Tekelet was also the color of the Tabernacle in the wilderness — the portable tent in which God dwelt with the Israelite people. Here, it was a color included in curtains, sacred vessels, and priestly clothing (and particularly in their hems). In Luke 8:40-48, in particular, Jesus Christ heals a bleeding woman. Once the woman touches the edge of Jesus’ cloak, her bleeding stops. So, blue is also representative of God’s healing power and grace.
Yellow: the glory of God
Yellow is one of the most symbolic colors referenced in the Bible — it’s largely used to symbolize jubilation, faith, anointing, and God’s glory. Interestingly, you’ll often find yellow and gold are used interchangeably throughout the Bible. The Hebrew word “charuts” usually refers to gold the precious metal. For example, Jesus is gifted with gold at birth in Matthew 2:11, while the interior Solomon’s temple in the Old Testament was covered in pure gold. New Jerusalem is also described as being a city of pure gold in Revelation 21:18. In these contexts, gold represents God’s sovereignty. “Tsahob”, on the other hand, refers to the sallow color found either on skin or hair indicating it’s leperous (Leviticus 13:30, for example, deals with the issue with plague and infection with the underlying meaning that sin corrupts the spirit just as leprosy corrupts the body).
The yellow butterfly is also rich in symbolism in the Bible. Yellow butterflies are representative of happiness, new beginnings, hope, and enlightenment. Fascinatingly, these insects complete a transformative process from caterpillar and cocoon to their new beginning as butterflies. In fact, this metamorphosis is similar to the journey of Christ from birth to death and resurrection, and symbolic of personal growth and spiritual transformation.
Red: symbolizing blood and atonement
Red is primarily used to symbolize humanity, sin, and atonement throughout the Bible.
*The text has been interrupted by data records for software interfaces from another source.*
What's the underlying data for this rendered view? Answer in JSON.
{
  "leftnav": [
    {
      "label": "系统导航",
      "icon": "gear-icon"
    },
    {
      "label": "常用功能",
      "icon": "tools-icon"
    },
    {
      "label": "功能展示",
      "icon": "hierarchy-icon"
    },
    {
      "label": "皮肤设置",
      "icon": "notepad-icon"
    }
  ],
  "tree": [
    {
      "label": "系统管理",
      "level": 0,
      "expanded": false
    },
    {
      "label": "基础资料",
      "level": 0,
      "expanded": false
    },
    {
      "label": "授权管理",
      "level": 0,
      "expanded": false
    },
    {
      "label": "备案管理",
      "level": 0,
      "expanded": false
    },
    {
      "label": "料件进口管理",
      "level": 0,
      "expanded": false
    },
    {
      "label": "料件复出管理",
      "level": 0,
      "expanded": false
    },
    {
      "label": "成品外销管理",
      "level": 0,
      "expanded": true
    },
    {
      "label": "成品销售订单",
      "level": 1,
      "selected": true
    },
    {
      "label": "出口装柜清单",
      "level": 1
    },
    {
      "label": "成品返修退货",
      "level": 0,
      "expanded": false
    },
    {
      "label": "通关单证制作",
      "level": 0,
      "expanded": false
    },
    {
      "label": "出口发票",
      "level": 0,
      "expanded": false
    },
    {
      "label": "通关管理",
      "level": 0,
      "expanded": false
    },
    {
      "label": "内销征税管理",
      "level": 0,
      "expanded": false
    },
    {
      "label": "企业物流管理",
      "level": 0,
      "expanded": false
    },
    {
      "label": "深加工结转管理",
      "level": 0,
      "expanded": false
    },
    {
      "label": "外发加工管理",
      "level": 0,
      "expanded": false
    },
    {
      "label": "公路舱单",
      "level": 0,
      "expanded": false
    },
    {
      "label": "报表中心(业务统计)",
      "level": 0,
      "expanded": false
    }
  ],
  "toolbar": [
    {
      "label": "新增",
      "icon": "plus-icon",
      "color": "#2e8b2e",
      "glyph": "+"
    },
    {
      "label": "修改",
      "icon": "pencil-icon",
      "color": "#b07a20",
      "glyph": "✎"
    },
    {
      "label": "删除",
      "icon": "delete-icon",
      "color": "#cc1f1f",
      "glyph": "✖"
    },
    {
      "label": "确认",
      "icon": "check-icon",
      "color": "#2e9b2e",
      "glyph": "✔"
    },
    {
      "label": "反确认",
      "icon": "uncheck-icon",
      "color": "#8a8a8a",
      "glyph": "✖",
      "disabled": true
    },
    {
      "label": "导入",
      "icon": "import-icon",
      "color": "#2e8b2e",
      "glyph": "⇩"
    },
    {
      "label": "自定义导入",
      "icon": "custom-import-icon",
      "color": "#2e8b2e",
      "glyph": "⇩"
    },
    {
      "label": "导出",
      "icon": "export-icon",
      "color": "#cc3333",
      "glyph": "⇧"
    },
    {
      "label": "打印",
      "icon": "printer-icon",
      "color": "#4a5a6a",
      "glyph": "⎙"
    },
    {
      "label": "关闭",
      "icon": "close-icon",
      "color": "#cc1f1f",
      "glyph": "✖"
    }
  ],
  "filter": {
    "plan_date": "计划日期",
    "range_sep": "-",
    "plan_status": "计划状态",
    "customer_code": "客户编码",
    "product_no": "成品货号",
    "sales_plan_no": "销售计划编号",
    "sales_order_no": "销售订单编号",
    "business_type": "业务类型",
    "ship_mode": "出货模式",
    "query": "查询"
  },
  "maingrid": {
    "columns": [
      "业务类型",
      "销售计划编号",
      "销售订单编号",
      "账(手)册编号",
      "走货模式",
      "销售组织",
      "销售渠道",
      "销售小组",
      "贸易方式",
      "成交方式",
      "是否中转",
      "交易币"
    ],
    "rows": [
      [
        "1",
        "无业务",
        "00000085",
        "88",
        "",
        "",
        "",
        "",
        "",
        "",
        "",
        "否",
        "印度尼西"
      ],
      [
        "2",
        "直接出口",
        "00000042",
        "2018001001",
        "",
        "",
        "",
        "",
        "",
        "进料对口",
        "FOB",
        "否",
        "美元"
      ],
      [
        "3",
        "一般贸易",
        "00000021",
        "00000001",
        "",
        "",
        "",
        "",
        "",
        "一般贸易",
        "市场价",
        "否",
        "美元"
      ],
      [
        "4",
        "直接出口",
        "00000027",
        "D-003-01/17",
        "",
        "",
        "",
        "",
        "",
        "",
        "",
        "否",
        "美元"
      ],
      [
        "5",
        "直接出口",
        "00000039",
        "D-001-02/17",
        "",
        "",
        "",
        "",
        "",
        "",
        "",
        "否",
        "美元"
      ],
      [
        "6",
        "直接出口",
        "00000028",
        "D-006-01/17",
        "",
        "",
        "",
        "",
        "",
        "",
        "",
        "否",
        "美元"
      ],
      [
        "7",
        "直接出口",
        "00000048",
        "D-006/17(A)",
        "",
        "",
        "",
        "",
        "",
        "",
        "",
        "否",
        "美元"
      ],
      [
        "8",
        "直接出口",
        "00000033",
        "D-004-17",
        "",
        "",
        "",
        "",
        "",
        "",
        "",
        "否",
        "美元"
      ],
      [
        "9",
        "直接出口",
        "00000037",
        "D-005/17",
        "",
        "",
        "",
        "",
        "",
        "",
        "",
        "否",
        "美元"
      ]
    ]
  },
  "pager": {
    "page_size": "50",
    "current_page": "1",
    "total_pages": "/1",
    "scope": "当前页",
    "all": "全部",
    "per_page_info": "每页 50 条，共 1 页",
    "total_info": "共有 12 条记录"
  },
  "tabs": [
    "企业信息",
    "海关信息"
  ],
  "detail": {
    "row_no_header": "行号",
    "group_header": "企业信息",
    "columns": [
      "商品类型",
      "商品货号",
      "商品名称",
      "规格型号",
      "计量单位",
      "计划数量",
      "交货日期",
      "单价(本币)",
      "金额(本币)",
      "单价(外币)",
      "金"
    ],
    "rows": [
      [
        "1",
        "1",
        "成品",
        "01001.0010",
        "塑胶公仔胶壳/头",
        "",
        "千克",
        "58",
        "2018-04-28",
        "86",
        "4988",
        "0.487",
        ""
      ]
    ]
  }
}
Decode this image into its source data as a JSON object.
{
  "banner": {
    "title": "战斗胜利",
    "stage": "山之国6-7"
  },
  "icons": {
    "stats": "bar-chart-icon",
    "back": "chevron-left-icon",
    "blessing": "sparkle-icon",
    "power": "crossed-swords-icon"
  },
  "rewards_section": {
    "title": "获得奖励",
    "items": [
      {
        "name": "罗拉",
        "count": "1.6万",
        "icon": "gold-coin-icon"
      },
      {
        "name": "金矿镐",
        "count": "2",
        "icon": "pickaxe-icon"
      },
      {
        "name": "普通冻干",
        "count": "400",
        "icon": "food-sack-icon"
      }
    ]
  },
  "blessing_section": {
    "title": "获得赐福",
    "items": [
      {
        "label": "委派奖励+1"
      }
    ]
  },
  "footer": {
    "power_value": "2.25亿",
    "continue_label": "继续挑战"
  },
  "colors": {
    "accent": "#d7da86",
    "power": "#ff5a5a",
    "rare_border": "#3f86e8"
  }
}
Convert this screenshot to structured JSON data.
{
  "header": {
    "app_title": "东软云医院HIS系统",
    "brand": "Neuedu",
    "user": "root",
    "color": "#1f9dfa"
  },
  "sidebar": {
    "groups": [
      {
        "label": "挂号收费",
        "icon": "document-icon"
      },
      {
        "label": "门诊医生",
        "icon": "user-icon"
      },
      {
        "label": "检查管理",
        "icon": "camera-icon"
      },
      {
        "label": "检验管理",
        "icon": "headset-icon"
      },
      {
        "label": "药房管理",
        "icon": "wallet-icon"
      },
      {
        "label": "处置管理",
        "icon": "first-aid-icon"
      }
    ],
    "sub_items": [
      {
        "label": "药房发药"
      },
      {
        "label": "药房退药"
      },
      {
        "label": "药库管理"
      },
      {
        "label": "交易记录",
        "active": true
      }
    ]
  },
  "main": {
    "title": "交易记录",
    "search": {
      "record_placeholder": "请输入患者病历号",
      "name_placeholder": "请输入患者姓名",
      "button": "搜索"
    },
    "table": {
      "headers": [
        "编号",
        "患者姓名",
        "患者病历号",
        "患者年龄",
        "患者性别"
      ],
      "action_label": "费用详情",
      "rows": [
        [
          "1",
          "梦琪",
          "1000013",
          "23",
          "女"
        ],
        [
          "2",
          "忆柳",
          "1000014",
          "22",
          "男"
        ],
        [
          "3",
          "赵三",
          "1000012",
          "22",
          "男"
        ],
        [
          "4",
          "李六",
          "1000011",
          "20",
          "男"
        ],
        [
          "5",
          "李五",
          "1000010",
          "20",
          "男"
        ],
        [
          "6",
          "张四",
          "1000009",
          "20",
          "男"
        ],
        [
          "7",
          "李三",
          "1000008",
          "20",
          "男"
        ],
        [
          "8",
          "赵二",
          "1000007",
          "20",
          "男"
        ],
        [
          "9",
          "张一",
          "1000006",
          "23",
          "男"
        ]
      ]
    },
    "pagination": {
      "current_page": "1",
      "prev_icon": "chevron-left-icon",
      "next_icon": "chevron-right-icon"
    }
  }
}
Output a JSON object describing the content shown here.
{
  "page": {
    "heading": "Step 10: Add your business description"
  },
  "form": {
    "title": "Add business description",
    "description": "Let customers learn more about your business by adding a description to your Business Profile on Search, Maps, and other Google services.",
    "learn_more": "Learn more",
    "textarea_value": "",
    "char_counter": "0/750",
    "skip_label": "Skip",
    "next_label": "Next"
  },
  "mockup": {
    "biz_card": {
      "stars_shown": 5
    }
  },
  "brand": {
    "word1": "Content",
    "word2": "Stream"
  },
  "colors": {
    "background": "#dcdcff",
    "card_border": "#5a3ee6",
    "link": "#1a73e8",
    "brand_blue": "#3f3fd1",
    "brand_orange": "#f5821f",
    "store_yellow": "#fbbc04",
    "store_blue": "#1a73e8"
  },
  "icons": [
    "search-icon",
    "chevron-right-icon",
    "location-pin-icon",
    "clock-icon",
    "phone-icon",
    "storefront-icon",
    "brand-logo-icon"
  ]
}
Interestingly, the Hebrew word for red is “oudem”, which translates to “red clay”. You’ll also notice “oudem” isn’t a far cry from Adam — the first human being created by God from the dust of the ground. Esau also derives from “oudem” — one of Isaac’s sons described as red and hairy. “Oudem” is therefore the root of “mankind”. Yet, most obviously, red is the color of blood. In the New Testament, for example, blood imagery is featured heavily throughout Jesus’ sacrifice. In the Old Testament, atonement for sin is achieved through animal blood sacrifice (as in Leviticus 17:11). In Exodus 12:1-13, the Israelites also sacrificed a sacred Passover lamb to escape the Angel of Death. After killing the lamb, they applied its blood to the doorposts of their homes, therefore absolving their sins and escaping death.
The symbolism of primary colors in the Bible is rich and illuminating. By familiarizing yourself with color symbolism, you’ll be able to better interpret the imagery used in prophecy and understand Scripture in greater depth.